_Dataset records_
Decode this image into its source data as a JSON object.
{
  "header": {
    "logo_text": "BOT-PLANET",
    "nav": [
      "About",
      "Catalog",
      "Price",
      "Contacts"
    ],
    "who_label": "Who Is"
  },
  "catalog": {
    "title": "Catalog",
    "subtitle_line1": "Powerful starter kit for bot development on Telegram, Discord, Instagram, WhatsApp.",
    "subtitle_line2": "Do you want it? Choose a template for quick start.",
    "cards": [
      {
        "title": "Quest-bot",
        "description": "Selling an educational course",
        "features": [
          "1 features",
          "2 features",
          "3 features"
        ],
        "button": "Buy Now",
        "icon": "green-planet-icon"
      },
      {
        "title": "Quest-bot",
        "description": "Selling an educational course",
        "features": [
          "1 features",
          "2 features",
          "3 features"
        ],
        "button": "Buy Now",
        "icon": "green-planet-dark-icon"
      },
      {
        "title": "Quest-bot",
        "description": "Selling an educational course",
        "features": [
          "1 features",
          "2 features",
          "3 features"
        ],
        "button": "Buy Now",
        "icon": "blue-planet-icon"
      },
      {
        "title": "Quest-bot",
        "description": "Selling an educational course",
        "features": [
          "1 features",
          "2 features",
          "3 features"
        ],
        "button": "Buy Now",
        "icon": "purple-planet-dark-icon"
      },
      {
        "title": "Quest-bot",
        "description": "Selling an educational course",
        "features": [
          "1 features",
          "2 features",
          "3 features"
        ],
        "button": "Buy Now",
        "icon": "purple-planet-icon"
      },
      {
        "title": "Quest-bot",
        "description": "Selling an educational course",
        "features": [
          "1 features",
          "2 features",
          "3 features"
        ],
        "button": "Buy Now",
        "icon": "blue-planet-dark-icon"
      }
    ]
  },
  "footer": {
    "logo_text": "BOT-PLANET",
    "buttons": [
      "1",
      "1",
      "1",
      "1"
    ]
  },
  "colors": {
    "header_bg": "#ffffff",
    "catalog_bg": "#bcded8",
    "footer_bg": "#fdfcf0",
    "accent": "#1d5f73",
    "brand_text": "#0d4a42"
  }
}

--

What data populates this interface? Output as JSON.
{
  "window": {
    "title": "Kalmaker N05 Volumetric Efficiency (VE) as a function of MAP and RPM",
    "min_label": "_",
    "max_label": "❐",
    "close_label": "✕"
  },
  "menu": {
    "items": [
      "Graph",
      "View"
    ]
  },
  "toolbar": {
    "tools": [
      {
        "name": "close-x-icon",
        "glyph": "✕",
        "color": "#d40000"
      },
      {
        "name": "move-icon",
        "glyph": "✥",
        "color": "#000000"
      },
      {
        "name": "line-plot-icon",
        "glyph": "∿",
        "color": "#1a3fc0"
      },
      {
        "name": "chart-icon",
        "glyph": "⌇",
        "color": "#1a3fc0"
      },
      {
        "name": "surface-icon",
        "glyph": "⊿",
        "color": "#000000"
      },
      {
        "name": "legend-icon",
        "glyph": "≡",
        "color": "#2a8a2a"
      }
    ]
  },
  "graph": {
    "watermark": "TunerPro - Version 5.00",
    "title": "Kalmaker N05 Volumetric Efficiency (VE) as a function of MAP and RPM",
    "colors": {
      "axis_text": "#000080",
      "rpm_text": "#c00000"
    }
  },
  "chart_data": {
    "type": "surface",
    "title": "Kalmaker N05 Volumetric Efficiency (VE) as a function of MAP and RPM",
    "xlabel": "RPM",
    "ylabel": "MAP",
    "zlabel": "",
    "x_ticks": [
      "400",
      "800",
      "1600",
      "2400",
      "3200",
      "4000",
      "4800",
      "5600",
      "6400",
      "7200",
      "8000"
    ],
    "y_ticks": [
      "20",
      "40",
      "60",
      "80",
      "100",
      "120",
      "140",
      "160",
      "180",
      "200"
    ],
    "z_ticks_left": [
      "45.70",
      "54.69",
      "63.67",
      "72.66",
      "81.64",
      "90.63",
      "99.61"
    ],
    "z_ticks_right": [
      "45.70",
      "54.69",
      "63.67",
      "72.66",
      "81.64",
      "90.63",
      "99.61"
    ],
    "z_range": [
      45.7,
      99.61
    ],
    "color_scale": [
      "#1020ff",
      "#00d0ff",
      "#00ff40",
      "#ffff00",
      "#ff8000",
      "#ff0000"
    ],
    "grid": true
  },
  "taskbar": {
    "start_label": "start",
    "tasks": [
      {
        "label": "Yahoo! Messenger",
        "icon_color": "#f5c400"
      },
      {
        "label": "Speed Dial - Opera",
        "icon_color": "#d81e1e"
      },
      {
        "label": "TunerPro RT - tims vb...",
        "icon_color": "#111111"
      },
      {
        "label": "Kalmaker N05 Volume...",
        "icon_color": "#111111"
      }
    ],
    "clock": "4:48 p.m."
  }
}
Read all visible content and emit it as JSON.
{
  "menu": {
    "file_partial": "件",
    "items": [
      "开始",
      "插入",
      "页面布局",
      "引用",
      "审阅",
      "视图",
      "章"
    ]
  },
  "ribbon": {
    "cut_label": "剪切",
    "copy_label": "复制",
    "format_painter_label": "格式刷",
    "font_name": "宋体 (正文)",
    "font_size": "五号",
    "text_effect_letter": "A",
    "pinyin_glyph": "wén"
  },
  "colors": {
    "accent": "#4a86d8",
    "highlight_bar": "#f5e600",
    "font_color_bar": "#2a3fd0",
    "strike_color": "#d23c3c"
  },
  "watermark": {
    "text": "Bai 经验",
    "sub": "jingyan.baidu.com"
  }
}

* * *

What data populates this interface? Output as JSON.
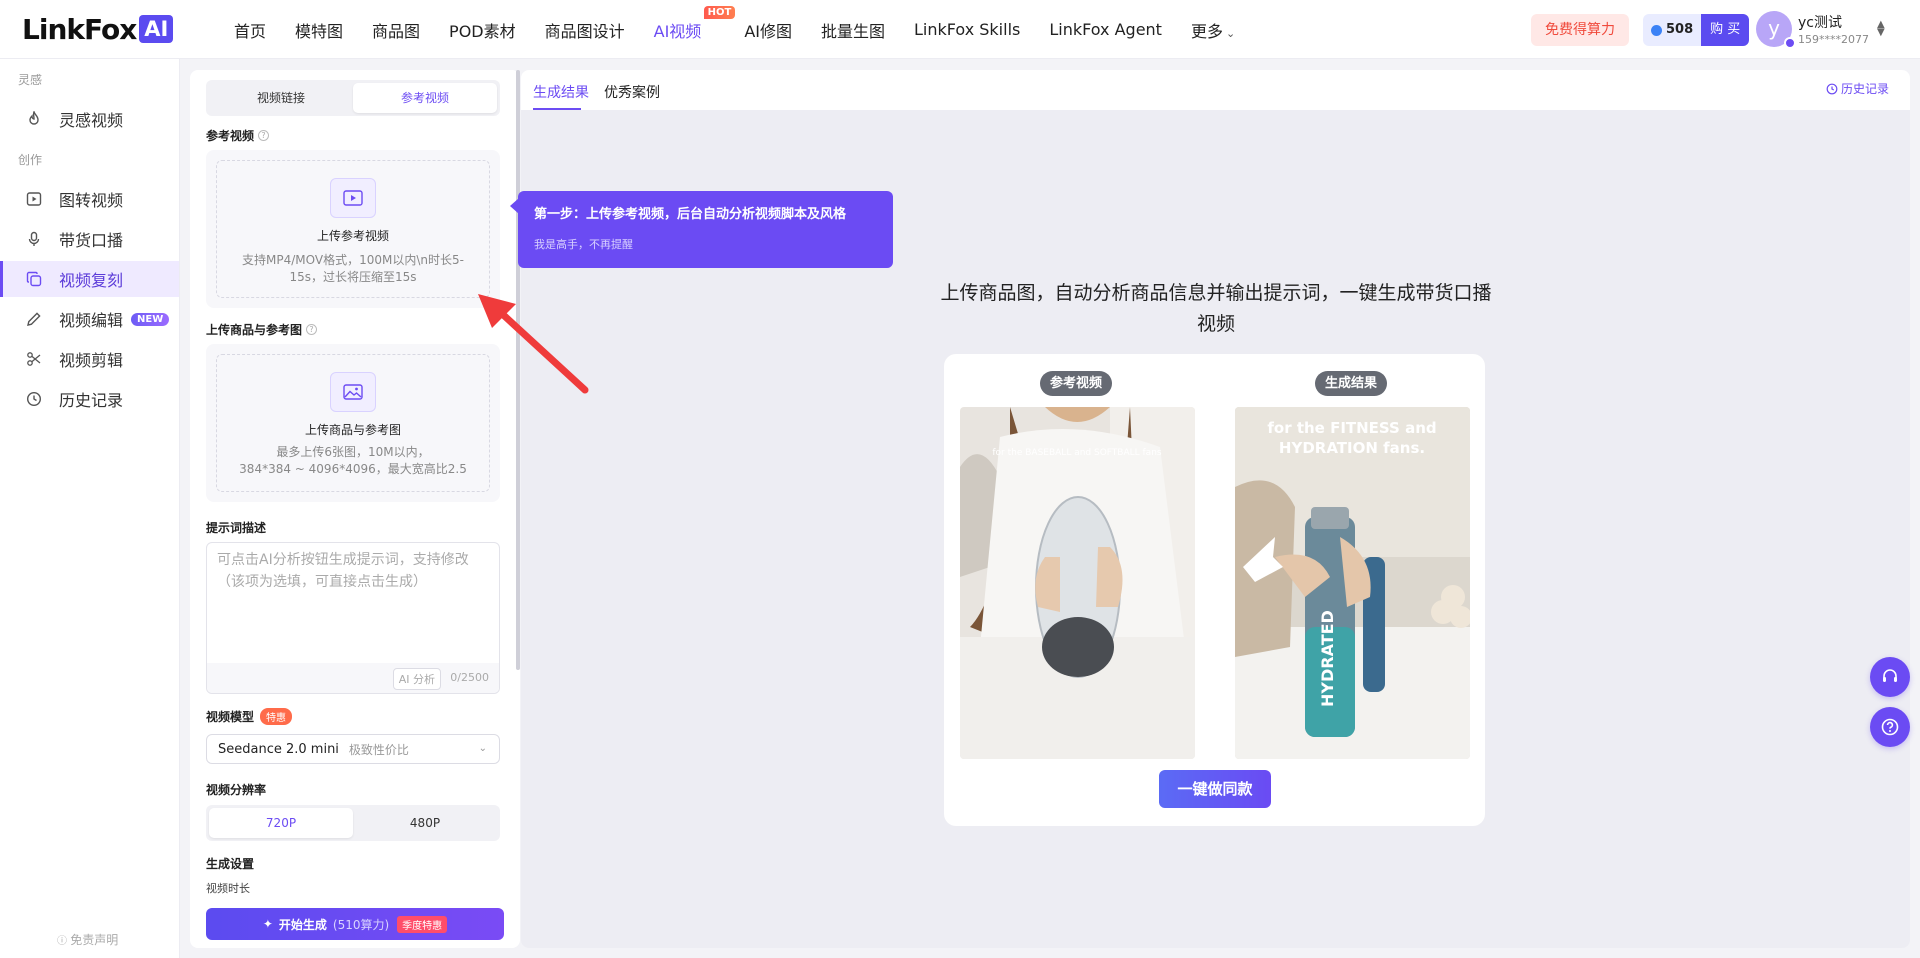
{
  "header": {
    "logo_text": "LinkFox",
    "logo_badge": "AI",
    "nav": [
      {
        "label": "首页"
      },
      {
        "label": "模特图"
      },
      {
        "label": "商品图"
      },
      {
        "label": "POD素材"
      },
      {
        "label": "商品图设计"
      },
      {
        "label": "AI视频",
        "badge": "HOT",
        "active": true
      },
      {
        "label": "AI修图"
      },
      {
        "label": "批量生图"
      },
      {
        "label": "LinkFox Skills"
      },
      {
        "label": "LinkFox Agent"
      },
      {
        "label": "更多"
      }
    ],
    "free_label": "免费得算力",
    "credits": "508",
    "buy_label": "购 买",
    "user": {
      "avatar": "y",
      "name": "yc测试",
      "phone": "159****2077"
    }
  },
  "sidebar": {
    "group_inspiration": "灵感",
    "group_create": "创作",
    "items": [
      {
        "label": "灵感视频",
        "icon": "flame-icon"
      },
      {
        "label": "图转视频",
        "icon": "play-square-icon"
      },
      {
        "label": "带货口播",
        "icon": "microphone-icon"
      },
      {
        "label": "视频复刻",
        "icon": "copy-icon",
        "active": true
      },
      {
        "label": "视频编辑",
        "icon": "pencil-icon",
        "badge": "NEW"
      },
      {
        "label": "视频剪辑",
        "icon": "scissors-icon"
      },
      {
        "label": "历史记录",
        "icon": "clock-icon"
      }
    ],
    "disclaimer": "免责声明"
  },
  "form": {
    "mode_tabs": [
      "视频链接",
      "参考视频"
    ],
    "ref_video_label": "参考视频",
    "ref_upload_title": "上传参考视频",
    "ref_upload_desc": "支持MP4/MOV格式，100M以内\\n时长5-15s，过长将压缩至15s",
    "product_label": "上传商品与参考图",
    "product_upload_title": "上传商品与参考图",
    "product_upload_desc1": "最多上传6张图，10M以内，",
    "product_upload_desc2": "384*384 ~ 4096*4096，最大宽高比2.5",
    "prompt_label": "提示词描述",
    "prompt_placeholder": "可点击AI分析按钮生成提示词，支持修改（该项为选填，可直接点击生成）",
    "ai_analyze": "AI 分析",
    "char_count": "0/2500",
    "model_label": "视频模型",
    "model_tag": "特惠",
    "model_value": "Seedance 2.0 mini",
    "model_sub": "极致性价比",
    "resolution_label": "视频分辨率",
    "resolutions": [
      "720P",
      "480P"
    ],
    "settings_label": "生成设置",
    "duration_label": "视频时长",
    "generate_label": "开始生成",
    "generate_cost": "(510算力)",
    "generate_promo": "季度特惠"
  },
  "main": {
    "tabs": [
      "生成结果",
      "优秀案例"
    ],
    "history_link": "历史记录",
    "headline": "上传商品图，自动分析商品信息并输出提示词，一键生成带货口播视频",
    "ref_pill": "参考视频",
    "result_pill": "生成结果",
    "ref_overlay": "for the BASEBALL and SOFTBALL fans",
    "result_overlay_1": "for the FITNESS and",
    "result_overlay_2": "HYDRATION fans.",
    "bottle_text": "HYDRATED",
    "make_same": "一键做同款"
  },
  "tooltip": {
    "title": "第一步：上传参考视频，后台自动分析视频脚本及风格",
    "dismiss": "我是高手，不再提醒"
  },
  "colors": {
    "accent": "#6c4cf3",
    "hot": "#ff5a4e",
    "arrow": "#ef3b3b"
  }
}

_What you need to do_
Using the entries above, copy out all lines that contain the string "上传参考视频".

_Output for this exercise_
    "ref_upload_title": "上传参考视频",
    "title": "第一步：上传参考视频，后台自动分析视频脚本及风格",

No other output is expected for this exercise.